» **What to do**: Each line of the listing below that includes "icons" should be reported.

» **Working data**:

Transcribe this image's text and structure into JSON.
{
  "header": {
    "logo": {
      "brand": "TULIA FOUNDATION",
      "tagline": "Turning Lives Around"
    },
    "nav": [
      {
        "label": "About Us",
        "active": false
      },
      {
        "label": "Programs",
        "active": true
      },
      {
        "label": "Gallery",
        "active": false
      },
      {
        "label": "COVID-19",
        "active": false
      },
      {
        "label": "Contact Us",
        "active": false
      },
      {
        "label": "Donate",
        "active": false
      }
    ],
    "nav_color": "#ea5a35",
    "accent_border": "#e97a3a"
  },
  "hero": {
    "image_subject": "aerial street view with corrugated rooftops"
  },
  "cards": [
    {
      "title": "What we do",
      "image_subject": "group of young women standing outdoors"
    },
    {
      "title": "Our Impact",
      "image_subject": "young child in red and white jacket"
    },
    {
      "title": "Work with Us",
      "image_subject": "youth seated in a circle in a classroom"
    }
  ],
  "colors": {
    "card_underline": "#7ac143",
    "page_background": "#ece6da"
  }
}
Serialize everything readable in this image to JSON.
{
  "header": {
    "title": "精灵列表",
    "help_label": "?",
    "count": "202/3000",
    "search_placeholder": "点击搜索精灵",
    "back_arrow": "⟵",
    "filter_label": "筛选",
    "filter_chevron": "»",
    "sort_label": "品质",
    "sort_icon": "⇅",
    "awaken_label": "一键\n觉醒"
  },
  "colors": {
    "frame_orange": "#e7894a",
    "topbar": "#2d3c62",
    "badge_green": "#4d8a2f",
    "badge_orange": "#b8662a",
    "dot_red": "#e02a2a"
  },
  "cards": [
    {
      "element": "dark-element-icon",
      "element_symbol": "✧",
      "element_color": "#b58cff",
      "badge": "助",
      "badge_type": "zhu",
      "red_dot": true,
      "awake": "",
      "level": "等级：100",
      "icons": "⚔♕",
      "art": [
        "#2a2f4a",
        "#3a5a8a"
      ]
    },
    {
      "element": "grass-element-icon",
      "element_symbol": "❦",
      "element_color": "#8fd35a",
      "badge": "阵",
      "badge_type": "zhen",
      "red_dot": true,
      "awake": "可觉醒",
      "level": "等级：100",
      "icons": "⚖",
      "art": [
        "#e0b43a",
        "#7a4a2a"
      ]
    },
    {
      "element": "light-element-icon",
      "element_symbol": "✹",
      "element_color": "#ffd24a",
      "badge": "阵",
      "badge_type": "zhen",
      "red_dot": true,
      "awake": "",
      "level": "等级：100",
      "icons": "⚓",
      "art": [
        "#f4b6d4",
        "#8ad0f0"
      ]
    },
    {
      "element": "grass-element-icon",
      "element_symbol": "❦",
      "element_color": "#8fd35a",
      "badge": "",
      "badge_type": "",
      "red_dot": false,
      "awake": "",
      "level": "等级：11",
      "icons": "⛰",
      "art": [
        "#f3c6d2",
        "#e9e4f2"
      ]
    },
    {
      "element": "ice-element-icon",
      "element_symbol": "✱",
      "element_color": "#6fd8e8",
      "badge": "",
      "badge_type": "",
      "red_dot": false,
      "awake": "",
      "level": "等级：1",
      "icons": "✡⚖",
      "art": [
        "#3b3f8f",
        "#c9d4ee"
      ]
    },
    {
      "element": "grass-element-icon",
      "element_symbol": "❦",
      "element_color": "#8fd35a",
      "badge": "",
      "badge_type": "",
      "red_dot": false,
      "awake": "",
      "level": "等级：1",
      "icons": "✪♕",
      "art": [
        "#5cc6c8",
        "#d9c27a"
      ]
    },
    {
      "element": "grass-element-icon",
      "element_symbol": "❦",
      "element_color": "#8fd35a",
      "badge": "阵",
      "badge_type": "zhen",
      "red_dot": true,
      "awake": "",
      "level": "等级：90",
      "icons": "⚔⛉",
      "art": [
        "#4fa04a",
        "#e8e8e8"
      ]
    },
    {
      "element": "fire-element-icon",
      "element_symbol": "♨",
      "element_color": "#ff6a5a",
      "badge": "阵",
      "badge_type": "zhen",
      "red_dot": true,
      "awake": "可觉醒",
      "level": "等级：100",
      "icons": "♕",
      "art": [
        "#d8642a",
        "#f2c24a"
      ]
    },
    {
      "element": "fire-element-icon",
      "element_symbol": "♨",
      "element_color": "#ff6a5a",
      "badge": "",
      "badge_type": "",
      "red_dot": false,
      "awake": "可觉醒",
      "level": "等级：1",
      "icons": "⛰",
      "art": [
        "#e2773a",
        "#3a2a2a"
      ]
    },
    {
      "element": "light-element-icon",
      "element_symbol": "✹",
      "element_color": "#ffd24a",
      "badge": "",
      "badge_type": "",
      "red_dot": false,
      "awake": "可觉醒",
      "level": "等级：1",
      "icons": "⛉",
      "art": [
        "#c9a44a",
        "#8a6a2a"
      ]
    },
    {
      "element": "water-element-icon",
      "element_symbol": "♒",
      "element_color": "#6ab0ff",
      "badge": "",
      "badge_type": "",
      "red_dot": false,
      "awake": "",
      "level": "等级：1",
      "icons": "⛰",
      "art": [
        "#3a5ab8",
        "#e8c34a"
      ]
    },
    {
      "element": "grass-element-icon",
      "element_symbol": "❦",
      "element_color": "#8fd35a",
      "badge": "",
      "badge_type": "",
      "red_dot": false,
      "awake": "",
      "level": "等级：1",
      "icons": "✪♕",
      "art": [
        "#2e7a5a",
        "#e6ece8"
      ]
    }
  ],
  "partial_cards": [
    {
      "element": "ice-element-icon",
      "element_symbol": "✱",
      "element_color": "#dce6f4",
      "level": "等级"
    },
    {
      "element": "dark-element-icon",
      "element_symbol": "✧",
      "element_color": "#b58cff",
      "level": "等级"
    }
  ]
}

» **Solution to this exercise**:
      "icons": "⚔♕",
      "icons": "⚖",
      "icons": "⚓",
      "icons": "⛰",
      "icons": "✡⚖",
      "icons": "✪♕",
      "icons": "⚔⛉",
      "icons": "♕",
      "icons": "⛰",
      "icons": "⛉",
      "icons": "⛰",
      "icons": "✪♕",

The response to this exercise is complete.